The human need for care and protection of loved ones is a potent driver in consumer behaviour, especially in markets related to health, safety, and financial security. This need pushes consumers to seek products and services that ensure the well-being and safety of their families.

Insurance products are a prime example, offering peace of mind that loved ones will be cared for in the event of unforeseen circumstances.

Healthcare services, including preventive care and wellness programs, are marketed towards not just individuals but families, emphasising the importance of collective health.

Child safety products, such as car seats, baby monitors, and organic food, also cater to this need, promising parents that they are providing the best care for their children.

Marketing strategies that invoke a sense of responsibility, protection, and emotional connection tend to resonate deeply with parental and protective instincts. 

Advertisements that feature scenarios showcasing parents’ roles in protecting and nurturing their children can trigger emotional responses that lead to consumer engagement and loyalty. For instance, a life insurance commercial highlighting a parent’s foresight in securing their child’s future education and well-being can be particularly effective.

Social Approval

Social approval is a significant motivator in many purchasing decisions, influenced heavily by the desire to fit in or stand out within a social group. This need leverages the power of social influence and acceptance, which can be magnified in the digital age through social media.

Brands often use social proof to validate their products, including testimonials, influencer endorsements, and user-generated content. This method works because it taps into the consumer’s need for social validation; people feel more compelled to buy if others whom they admire or relate to approve of the product.

Social media platforms are instrumental in shaping and influencing public opinion and consumer behaviour. They provide a space where social approval is openly sought and given through likes, shares, and comments.

Brands that successfully engage with customers on social media not only promote their products but also help consumers fulfil their need for social inclusion. For example, a campaign encouraging users to share photos of themselves using a product and tagging the brand can create a ripple effect, generating widespread visibility and implicit endorsement.

Responding to the 8 Natural Human Needs

Understanding and responding to the 8 Natural Human Needs is more than just a marketing technique—it’s a profound engagement with the very drivers of human behaviour.

By acknowledging these needs, marketers can develop strategies that not only attract attention but also foster deep, lasting connections with consumers.

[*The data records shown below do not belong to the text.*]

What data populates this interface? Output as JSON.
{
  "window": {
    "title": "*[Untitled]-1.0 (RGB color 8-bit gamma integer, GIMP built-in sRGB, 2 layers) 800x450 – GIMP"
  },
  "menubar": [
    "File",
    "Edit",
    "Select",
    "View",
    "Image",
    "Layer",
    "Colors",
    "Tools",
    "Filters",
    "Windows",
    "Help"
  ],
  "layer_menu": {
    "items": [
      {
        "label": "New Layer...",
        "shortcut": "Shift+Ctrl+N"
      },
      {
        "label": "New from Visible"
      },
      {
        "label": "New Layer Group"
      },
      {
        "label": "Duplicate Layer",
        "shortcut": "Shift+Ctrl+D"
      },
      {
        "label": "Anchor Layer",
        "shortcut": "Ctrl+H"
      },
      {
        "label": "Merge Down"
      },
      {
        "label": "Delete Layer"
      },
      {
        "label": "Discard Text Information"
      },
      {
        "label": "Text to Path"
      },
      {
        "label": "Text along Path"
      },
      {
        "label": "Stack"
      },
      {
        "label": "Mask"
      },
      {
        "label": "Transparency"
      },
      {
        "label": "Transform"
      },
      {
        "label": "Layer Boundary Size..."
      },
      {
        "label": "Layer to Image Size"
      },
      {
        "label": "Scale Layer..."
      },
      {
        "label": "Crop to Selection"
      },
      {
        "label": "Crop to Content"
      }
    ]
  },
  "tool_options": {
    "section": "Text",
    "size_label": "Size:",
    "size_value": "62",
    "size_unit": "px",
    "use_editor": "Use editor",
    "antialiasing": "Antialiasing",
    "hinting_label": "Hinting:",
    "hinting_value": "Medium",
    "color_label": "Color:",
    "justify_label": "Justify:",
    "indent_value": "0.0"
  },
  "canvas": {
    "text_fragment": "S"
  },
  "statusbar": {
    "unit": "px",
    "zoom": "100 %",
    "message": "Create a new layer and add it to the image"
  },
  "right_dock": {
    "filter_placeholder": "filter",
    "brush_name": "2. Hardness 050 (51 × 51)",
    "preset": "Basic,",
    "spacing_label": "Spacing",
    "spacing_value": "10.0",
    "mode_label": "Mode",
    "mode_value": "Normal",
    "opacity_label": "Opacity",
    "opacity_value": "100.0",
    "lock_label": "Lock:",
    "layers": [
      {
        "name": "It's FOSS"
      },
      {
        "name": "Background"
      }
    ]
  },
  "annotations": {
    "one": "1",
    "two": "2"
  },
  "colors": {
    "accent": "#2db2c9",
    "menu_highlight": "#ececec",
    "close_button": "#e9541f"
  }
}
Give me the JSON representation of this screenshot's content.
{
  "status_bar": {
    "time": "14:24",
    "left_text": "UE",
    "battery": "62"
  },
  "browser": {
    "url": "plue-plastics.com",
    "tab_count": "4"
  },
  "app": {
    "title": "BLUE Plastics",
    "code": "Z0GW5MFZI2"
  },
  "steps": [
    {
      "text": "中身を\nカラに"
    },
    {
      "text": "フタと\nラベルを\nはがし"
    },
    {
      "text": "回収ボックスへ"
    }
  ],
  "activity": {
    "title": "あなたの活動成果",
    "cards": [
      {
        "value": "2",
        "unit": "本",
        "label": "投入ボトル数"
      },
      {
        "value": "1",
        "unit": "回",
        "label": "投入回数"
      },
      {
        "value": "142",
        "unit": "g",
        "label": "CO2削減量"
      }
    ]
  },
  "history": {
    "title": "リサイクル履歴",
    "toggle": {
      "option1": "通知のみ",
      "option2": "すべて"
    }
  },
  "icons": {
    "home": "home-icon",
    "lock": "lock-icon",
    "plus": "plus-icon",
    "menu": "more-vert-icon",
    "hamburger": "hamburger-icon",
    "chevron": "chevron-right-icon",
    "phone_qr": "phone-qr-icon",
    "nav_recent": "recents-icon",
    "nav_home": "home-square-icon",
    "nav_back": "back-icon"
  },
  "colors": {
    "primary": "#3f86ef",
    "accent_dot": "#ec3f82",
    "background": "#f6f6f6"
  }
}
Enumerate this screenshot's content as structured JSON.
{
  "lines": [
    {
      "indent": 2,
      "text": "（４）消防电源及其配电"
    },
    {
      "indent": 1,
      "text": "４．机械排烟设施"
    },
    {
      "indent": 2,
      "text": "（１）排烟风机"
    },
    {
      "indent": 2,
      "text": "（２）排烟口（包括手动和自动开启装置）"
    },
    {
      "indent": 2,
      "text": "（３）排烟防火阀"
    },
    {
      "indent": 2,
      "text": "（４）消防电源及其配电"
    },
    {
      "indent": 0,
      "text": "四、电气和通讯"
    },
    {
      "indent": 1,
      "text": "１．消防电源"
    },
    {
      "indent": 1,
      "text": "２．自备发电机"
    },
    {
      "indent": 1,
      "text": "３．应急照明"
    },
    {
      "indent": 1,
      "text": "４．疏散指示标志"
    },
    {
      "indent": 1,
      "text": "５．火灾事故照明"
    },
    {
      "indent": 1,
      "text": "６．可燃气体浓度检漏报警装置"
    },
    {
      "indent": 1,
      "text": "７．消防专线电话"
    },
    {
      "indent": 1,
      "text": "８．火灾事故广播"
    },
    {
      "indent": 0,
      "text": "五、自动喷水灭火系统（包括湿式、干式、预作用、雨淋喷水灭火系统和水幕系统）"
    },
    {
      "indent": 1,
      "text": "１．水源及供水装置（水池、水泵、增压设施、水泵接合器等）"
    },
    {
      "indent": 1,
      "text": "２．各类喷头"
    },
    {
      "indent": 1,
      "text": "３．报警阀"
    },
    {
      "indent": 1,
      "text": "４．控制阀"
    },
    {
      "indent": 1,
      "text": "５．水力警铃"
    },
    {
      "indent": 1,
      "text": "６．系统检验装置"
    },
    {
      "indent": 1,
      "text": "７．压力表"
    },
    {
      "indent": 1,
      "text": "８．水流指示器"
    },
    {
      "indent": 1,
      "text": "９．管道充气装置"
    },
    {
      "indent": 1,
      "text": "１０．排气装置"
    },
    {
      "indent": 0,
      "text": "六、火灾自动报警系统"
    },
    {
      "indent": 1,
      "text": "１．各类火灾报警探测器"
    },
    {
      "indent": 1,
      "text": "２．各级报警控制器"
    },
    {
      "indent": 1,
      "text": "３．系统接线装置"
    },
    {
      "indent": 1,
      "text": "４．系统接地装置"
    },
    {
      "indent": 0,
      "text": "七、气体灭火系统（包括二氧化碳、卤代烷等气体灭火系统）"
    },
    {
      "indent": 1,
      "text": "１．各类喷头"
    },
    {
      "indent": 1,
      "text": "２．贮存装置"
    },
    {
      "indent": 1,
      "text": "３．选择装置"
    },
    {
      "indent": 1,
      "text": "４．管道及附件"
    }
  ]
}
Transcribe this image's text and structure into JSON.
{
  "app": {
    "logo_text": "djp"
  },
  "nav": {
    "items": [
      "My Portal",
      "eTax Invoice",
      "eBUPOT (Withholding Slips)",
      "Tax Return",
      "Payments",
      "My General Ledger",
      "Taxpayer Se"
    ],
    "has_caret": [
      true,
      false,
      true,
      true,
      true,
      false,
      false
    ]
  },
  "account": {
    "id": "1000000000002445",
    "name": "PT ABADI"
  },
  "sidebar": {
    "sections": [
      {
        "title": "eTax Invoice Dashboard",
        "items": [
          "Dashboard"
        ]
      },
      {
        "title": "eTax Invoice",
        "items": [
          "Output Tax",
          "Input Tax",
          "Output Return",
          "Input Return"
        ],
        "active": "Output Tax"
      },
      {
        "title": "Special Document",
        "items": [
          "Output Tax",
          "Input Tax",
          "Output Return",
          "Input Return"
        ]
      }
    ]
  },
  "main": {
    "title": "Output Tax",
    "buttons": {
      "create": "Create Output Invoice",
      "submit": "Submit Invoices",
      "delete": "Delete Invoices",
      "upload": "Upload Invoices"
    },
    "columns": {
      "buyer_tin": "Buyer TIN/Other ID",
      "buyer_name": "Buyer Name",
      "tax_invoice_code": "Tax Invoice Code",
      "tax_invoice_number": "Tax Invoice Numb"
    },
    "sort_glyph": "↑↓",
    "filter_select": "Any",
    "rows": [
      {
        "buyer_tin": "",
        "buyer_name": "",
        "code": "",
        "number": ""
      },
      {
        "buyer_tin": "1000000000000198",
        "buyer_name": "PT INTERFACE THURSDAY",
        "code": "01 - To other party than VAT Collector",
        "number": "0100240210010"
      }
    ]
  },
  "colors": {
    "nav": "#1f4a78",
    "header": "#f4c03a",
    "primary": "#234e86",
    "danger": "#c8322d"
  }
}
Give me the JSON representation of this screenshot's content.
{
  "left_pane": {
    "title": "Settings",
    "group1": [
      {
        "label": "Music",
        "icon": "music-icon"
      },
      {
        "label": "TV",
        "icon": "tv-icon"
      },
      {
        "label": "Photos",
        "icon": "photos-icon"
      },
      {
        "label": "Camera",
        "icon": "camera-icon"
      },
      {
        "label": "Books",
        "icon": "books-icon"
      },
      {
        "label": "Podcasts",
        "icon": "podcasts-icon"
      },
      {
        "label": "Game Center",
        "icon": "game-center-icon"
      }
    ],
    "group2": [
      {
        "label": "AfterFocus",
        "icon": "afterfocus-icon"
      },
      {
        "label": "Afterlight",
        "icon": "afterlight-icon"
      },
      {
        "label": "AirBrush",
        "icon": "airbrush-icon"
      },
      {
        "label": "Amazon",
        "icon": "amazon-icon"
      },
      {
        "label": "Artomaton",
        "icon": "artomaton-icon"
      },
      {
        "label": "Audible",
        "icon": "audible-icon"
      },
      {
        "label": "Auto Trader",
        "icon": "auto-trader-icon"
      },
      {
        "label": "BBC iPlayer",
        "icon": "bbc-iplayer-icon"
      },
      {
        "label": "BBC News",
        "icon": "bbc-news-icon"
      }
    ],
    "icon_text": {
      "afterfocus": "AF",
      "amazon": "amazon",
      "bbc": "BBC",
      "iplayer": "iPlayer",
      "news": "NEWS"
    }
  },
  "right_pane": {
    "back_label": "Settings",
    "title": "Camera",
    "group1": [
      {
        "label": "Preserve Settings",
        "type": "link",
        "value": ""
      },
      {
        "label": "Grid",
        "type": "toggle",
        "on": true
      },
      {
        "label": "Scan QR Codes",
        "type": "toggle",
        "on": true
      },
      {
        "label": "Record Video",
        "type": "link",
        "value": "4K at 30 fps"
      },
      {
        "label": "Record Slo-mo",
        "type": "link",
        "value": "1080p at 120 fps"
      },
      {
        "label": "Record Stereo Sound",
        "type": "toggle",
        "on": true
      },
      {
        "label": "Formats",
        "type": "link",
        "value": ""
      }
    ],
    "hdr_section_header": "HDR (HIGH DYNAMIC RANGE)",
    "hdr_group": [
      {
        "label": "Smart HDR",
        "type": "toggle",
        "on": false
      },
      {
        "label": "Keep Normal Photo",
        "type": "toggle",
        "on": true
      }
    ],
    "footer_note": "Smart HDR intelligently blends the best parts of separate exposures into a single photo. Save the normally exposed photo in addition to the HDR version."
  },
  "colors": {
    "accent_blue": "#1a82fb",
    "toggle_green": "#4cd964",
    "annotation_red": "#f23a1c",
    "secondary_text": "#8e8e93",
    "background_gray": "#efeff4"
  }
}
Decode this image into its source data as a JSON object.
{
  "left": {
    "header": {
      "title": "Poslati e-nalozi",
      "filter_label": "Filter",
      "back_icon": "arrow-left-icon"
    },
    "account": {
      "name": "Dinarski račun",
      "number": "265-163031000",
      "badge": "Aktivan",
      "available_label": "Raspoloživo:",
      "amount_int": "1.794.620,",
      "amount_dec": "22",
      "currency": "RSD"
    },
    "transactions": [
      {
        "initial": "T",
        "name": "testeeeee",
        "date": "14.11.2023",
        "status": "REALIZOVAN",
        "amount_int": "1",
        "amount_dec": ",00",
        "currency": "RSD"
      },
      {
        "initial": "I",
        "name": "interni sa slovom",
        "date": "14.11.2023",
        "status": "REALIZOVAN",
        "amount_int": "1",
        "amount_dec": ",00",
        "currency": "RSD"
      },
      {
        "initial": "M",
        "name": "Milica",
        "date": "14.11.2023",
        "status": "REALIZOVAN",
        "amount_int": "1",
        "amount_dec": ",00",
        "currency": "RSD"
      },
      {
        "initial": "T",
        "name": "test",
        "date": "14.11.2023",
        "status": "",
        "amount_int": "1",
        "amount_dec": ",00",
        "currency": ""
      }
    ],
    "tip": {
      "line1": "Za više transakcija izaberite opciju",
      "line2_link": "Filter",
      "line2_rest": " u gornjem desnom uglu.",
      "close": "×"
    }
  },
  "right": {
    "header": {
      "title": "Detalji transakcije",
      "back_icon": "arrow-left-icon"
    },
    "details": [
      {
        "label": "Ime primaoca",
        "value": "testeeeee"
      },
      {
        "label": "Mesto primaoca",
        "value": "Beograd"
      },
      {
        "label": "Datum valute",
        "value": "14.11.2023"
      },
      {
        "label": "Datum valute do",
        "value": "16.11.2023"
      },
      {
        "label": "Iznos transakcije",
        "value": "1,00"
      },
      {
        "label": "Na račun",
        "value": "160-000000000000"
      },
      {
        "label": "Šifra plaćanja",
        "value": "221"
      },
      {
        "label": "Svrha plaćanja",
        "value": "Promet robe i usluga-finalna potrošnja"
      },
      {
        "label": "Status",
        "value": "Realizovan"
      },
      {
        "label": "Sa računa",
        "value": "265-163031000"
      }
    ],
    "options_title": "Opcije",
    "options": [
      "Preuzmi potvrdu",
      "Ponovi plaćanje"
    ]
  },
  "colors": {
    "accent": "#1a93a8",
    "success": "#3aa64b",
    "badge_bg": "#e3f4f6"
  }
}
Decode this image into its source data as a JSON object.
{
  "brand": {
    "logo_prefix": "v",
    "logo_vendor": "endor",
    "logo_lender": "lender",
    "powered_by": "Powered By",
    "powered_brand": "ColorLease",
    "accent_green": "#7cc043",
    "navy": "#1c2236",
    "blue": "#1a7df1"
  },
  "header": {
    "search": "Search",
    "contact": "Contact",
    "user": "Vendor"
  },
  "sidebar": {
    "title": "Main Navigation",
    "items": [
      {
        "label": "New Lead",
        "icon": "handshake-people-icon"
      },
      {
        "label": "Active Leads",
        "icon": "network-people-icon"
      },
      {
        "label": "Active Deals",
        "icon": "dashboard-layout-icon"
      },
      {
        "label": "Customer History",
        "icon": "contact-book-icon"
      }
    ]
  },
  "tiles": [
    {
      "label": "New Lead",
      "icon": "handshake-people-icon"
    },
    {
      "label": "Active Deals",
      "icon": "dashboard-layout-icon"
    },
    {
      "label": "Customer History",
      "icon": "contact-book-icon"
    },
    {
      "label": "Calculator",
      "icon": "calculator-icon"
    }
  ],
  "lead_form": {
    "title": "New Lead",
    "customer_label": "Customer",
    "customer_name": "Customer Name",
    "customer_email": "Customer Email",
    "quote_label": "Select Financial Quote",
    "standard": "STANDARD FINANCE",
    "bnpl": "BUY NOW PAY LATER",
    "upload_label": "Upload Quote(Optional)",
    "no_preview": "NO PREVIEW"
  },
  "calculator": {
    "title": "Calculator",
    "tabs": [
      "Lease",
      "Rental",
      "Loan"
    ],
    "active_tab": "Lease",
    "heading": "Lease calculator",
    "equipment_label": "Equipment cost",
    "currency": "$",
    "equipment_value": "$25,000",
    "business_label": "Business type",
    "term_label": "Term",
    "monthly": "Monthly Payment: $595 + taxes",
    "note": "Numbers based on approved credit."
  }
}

These connections are built on a foundational understanding of what truly motivates people: from the primal urge for survival to the sophisticated pursuit of social approval.

Through strategic product placements, emotionally resonant campaigns, and leveraging social proof, businesses can meet consumers where their needs are most poignant.

In doing so, they not only boost their potential for sales but also enhance the consumer’s life by providing solutions that resonate on a deeply personal level. This alignment between consumer desires and business offerings doesn’t just drive transactions—it builds communities and nurtures brand loyalty that can withstand the test of time.

About the Author

Crom Salvatera, the author of this insightful exploration into human needs and marketing, is a veteran in the field of copywriting, boasting two decades of experience that span the depth and breadth of persuasive writing. Specialising in the nuances of the Australian market, Crom has refined his ability to craft copy that resonates with a diverse range of audiences. His career has been dedicated to mentoring aspiring copywriters, imparting a blend of foundational techniques and advanced strategies that marry psychological insights with compelling content creation.

Follow or connect with Crom Salvatera on LinkedIn.